[Work to be completed]: Which lines in the records below contain the word "title"? Return each of them.

(Dataset items)
○ ○ ○ ○ ○ ○ ○

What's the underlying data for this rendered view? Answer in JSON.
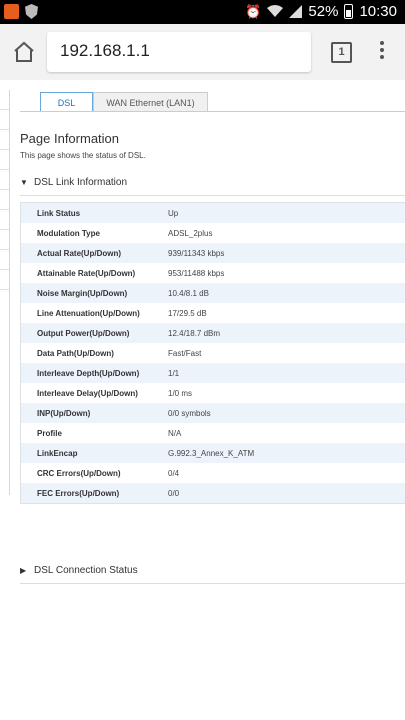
{
  "statusbar": {
    "battery": "52%",
    "time": "10:30",
    "icons": [
      "app-icon",
      "shield-icon",
      "alarm-icon",
      "wifi-icon",
      "signal-icon",
      "battery-icon"
    ]
  },
  "browser": {
    "url": "192.168.1.1",
    "tab_count": "1"
  },
  "tabs": [
    {
      "label": "DSL",
      "active": true
    },
    {
      "label": "WAN Ethernet (LAN1)",
      "active": false
    }
  ],
  "page": {
    "title": "Page Information",
    "description": "This page shows the status of DSL."
  },
  "sections": {
    "link_info": {
      "title": "DSL Link Information",
      "expanded": true
    },
    "connection_status": {
      "title": "DSL Connection Status",
      "expanded": false
    }
  },
  "link_table": [
    {
      "label": "Link Status",
      "value": "Up"
    },
    {
      "label": "Modulation Type",
      "value": "ADSL_2plus"
    },
    {
      "label": "Actual Rate(Up/Down)",
      "value": "939/11343 kbps"
    },
    {
      "label": "Attainable Rate(Up/Down)",
      "value": "953/11488 kbps"
    },
    {
      "label": "Noise Margin(Up/Down)",
      "value": "10.4/8.1 dB"
    },
    {
      "label": "Line Attenuation(Up/Down)",
      "value": "17/29.5 dB"
    },
    {
      "label": "Output Power(Up/Down)",
      "value": "12.4/18.7 dBm"
    },
    {
      "label": "Data Path(Up/Down)",
      "value": "Fast/Fast"
    },
    {
      "label": "Interleave Depth(Up/Down)",
      "value": "1/1"
    },
    {
      "label": "Interleave Delay(Up/Down)",
      "value": "1/0 ms"
    },
    {
      "label": "INP(Up/Down)",
      "value": "0/0 symbols"
    },
    {
      "label": "Profile",
      "value": "N/A"
    },
    {
      "label": "LinkEncap",
      "value": "G.992.3_Annex_K_ATM"
    },
    {
      "label": "CRC Errors(Up/Down)",
      "value": "0/4"
    },
    {
      "label": "FEC Errors(Up/Down)",
      "value": "0/0"
    }
  ],
  "colors": {
    "accent": "#1f74b8",
    "row_shade": "#edf3fa",
    "toolbar": "#f2f2f2"
  }
}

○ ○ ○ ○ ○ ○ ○

[Written response]:
    "title": "Page Information",
      "title": "DSL Link Information",
      "title": "DSL Connection Status",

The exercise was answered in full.